This crucial move away from the wild west of reporting allows companies doing impressive work to shine and makes greenwashing harder. 

While we’re still early in this journey, Sammy emphasizes that estimates and assumptions are okay, with a caveat. 

“It doesn’t have to be perfect.

We don’t have perfect numbers even in the accounting world right now. We make estimates. We make assumptions.

The key thing is to document those estimates and those assumptions so that people understand how you got to the number and understand what it is.”

- Sammy Lakshmanan, Principal ESG, PwC

Poul is a dedicated advocate for setting baselines. He explains, “to set targets, you need a baseline.” 

To this end, Ramboll has determined the average carbon footprint of their designs, establishing a baseline. From there, Ramboll can measure success as they pursue reducing the carbon footprint of their designs by 25% per square foot. As Ramboll designs more than 10 million square meters a year, this will have a huge impact. 

Takeaway #5: The more we collaborate and share information, the faster we can revolutionize the industry

Dietmar Grimm has been working on sustainability-related issues for 20 years and believes that we’ve hit an inflection point. People are moving past their initial resistance to change, seeing the opportunities, and committing to sustainability in meaningful ways. 

If we also commit to working collaboratively, we have the power to solve challenges as an ecosystem, instead of less effective one-off solutions. Poul sees this as imperative.

“If data is isolated then individuals and teams will also be isolated, which means that collaboration would be impacted, which means that we'll not achieve the optimal solutions that we set out to do. So we'll actually not be able to deliver sustainable solutions.” 

- Poul Hededal - Group Director, Knowledge & Innovation, Ramboll

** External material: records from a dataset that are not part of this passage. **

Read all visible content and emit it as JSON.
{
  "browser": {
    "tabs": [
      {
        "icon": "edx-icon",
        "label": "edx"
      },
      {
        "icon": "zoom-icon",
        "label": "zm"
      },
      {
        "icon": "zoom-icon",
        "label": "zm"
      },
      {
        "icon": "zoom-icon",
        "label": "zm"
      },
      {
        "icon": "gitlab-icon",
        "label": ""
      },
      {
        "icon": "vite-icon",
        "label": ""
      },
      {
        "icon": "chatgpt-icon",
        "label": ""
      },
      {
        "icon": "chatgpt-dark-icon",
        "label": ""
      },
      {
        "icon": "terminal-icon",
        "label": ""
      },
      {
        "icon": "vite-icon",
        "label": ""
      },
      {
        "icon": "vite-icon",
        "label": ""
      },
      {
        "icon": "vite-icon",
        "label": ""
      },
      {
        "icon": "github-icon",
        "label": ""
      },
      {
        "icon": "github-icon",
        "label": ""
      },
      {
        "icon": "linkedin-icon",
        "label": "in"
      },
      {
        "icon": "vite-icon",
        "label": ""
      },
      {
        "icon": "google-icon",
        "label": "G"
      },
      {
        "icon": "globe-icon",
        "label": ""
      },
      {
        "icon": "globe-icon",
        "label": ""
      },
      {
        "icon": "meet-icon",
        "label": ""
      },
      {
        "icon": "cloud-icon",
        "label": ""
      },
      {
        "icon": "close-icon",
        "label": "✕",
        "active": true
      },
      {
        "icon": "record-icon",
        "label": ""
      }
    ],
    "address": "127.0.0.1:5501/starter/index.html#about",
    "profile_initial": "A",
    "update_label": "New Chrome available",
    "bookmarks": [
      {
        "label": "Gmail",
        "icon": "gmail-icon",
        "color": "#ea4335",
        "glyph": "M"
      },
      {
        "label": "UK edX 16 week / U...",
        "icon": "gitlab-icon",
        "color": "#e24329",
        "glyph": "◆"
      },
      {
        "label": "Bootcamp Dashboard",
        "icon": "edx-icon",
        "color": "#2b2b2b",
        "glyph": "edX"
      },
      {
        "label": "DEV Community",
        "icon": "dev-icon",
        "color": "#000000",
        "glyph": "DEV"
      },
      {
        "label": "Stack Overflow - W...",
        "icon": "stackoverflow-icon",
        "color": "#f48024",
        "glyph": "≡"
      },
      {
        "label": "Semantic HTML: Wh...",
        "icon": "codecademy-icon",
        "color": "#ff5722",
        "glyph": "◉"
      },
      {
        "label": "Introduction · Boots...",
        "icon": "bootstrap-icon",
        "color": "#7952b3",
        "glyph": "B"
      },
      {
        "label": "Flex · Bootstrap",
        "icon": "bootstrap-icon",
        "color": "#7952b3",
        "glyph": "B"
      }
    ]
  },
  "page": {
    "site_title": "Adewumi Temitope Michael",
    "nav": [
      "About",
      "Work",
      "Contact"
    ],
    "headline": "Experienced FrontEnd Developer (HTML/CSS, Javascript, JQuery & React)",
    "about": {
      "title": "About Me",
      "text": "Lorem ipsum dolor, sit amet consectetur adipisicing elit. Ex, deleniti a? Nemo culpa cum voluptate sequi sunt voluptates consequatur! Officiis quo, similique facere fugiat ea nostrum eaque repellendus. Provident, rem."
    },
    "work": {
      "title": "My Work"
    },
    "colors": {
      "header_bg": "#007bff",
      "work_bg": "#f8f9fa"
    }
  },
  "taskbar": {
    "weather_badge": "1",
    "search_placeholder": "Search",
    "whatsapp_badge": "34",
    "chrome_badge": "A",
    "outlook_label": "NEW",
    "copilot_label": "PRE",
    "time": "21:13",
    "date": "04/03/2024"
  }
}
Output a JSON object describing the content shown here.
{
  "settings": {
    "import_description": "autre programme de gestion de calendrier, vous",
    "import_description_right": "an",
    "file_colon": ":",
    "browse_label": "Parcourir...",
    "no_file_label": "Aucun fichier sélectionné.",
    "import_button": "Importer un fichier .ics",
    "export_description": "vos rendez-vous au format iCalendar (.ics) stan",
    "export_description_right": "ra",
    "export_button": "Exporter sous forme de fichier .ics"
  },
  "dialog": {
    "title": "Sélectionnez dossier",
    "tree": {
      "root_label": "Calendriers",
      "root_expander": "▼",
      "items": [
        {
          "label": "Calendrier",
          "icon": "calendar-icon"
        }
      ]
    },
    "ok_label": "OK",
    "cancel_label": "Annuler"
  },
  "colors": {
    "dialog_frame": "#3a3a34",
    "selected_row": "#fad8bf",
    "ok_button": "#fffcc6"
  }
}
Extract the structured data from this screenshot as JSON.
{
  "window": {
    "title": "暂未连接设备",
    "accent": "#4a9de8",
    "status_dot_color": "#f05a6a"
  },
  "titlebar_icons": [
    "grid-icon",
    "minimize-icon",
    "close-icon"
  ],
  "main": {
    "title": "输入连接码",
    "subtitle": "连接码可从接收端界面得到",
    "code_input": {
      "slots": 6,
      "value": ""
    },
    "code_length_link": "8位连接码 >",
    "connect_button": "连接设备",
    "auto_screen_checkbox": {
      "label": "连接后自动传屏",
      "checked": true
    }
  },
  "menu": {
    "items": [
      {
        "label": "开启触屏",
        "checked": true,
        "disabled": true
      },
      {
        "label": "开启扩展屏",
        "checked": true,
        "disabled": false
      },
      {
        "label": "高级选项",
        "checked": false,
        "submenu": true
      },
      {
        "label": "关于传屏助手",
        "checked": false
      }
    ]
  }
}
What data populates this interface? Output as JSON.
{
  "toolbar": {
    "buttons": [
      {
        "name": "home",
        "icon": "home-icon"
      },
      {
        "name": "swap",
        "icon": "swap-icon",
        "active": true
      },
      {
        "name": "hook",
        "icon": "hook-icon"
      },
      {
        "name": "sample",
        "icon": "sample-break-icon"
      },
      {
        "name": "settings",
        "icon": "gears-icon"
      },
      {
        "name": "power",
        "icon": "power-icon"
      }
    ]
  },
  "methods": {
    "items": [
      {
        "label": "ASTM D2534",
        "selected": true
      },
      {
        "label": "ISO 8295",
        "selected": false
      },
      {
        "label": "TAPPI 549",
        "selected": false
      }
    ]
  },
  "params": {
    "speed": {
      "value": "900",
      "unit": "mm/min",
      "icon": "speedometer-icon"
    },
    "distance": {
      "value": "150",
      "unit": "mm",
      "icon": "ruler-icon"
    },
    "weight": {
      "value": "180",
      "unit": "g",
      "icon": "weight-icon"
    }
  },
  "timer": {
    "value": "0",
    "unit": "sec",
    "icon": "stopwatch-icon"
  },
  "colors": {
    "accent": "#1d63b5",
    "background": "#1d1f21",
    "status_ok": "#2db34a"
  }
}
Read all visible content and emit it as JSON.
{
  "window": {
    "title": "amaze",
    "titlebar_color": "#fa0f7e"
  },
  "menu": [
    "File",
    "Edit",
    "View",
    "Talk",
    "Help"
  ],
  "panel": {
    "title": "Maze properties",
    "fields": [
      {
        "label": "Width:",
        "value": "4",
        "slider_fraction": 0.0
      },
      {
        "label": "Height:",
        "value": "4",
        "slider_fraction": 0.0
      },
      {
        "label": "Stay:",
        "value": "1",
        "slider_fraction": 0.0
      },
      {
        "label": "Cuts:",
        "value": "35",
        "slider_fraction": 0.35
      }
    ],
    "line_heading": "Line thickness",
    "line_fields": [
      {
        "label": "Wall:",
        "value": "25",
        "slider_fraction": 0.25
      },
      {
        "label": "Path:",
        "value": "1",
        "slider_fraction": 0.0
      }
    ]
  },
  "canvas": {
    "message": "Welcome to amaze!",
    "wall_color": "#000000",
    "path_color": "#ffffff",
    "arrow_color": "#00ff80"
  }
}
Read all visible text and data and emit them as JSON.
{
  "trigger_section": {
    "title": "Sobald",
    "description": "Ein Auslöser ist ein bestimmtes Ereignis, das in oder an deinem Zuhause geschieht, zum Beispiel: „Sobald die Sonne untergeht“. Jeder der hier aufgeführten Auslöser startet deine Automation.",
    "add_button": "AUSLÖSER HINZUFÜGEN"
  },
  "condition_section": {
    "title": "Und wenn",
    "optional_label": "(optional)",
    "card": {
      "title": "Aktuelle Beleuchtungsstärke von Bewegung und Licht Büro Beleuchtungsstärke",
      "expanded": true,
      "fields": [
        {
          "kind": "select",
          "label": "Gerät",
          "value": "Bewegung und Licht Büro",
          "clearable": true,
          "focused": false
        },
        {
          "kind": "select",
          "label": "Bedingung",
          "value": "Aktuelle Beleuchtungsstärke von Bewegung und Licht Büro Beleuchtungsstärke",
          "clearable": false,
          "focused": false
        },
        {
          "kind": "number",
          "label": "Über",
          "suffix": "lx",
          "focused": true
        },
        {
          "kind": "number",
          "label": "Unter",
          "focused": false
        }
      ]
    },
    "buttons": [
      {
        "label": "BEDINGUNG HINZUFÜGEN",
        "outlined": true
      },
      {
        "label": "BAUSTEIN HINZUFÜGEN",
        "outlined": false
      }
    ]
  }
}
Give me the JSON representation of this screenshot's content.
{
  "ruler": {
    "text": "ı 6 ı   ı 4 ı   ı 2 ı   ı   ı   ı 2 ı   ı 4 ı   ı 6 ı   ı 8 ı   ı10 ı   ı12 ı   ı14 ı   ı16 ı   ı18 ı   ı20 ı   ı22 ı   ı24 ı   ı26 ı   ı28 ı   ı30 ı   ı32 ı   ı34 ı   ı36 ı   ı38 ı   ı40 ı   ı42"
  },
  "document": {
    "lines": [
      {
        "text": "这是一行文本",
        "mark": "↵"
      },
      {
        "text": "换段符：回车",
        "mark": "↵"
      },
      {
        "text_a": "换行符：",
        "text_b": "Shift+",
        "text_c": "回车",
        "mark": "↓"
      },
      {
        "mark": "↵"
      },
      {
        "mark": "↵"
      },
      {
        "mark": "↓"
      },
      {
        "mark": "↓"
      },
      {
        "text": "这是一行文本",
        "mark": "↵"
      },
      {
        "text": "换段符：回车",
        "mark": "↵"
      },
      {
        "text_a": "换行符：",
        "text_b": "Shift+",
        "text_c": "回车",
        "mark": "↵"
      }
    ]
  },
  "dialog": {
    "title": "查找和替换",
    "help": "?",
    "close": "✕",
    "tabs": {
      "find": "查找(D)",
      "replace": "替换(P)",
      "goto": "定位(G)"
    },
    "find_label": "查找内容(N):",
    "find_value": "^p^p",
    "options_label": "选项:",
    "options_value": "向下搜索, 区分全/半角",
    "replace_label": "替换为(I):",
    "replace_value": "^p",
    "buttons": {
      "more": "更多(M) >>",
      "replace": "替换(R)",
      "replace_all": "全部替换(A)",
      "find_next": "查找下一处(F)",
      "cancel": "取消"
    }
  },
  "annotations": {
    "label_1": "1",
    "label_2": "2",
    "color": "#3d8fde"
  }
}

One positive indicator of increased commitment and collaboration is the growing momentum behind the Science Based Targets initiative (SBTi), which enables companies to clearly define a course of action to meet the climate goals outlined by the Paris Agreement. In the past few years, the number of commitments has grown exponentially. Trimble and Ramboll are both leading the way with approved SBTi targets. 


Continuing the journey

As we continue our work of building more than ever, while being more efficient than ever, the panel agreed on one key point: Don’t forget to pause and celebrate your wins.

We’re doing challenging, world-changing, essential work. We’re paving the way to a greener, resilient future. 

It’s certainly not easy. But together, we have the power to lead the world to a net zero tomorrow. 

"Our industry is the answer to the challenges of the world. And we've delivered the answers historically."

- Poul Hededal - Group Director, Knowledge & Innovation, Ramboll

Enjoyed these insights? The Dimensions conference may be for you!

These takeaways come from the “Toward a Net-Zero Future: You May Be Closer Than You Think” panel at Dimensions 2022.

Watch the full recording here:

Learn more about the Dimensions conference here

About the Author

Hannah is a Content Creation Specialist for Trimble Construction. She has 10 years of experience in the construction industry, with a particular passion for green, resilient, equitable construction. Along the way, she’s worked with energy efficiency assessors, custom home builders, architects, and lean building specialists.

Profile Photo of Hannah Finch